■ Exercise
If a line below contains "JSON", count it. Report the final total and nothing more.

Data about app and page elements:
+++
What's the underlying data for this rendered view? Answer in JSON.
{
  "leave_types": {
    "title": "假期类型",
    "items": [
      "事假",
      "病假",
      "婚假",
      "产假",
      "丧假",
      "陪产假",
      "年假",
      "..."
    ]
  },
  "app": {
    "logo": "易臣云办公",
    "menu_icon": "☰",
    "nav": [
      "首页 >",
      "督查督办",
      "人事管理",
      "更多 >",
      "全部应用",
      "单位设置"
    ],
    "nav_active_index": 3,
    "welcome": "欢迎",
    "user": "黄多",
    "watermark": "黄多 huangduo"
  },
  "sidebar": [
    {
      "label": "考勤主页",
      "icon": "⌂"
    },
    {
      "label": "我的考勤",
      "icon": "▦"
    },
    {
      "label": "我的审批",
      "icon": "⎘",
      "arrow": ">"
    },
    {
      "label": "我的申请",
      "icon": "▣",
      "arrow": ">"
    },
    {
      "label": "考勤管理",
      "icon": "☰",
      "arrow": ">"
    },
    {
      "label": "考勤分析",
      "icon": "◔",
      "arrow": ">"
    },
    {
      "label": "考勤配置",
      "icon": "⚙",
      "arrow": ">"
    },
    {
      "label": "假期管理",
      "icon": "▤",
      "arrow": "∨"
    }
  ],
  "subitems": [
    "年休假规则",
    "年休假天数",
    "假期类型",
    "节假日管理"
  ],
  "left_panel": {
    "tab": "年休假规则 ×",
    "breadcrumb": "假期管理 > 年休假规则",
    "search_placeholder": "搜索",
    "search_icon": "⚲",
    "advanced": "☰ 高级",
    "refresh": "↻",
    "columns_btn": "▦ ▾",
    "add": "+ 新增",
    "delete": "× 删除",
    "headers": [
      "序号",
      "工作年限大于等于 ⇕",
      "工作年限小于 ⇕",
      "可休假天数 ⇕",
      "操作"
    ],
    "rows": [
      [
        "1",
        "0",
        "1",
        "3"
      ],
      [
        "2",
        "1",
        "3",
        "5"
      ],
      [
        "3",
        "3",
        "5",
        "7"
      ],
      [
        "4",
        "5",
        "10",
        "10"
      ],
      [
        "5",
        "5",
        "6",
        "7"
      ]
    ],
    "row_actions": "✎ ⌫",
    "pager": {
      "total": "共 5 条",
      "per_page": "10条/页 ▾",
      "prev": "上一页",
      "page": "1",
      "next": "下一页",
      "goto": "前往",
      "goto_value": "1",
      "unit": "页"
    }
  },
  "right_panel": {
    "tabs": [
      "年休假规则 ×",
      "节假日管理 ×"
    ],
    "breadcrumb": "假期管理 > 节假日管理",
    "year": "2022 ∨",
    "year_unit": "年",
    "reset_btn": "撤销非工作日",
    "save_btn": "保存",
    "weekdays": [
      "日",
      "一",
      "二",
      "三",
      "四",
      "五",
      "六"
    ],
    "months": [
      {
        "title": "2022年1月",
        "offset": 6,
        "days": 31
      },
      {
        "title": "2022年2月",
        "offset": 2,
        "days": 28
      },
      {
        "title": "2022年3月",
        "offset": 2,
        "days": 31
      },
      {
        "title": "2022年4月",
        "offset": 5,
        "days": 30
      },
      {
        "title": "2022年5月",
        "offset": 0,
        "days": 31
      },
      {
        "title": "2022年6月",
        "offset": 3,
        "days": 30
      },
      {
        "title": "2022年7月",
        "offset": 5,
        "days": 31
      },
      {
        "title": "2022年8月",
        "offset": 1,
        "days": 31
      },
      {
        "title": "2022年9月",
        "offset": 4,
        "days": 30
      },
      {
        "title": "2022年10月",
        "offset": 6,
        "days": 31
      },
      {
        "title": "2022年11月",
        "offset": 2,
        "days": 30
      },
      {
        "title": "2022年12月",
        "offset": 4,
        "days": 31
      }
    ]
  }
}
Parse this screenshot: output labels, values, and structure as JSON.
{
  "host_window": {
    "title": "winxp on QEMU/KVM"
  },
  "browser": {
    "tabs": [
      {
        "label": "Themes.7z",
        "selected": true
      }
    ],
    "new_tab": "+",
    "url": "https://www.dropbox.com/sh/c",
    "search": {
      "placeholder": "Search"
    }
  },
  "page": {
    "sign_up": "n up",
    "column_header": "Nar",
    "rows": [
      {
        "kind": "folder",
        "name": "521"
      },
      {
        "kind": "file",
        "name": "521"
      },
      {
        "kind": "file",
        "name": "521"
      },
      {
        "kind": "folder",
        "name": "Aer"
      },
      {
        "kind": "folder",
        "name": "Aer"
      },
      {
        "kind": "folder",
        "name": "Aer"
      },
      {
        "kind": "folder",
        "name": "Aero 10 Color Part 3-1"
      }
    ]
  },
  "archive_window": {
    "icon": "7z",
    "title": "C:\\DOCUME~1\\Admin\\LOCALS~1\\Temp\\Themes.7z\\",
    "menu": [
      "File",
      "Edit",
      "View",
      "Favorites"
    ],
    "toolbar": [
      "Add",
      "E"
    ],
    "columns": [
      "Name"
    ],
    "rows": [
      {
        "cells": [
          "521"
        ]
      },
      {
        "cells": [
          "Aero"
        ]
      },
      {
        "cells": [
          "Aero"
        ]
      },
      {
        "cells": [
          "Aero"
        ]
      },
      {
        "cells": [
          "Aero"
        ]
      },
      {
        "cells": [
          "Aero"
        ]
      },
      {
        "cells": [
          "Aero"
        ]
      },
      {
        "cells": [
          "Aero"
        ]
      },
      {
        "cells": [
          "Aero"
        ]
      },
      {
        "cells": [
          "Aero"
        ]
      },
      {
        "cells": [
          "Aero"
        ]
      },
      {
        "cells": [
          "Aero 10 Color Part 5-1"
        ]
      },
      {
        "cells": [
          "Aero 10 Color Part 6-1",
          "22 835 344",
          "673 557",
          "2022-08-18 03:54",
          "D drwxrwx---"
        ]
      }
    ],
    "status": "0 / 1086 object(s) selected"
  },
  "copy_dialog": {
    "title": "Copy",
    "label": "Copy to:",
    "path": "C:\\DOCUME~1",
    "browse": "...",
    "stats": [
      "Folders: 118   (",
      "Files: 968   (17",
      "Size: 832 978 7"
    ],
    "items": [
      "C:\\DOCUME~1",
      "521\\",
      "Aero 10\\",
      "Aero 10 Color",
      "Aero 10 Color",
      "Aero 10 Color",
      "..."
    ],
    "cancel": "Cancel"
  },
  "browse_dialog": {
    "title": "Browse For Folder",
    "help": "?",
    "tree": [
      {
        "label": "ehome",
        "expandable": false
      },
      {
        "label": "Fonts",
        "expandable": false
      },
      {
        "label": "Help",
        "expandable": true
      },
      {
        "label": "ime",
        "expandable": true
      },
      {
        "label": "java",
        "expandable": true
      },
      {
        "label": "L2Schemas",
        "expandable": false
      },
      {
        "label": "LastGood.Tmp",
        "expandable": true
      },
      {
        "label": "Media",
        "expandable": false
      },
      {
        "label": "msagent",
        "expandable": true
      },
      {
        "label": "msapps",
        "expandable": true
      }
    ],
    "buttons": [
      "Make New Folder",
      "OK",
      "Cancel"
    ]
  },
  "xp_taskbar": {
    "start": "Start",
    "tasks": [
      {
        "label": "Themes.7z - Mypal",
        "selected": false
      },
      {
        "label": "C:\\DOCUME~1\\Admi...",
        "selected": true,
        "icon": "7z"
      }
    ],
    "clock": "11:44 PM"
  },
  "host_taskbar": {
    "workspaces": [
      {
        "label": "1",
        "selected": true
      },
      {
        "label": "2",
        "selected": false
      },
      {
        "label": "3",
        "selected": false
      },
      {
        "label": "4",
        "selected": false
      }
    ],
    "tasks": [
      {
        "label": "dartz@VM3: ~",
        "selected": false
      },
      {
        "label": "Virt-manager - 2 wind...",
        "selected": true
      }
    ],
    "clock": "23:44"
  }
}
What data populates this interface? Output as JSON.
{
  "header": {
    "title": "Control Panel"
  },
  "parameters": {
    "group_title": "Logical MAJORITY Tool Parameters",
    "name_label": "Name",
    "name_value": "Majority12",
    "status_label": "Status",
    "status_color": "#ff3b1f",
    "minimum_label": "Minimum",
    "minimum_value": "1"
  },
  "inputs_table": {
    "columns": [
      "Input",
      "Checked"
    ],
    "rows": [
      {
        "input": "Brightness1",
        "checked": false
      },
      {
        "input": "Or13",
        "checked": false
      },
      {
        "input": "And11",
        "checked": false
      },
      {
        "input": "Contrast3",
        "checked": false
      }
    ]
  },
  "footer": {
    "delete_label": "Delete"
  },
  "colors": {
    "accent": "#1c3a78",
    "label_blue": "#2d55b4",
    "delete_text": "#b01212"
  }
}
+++
■ Result for this task
3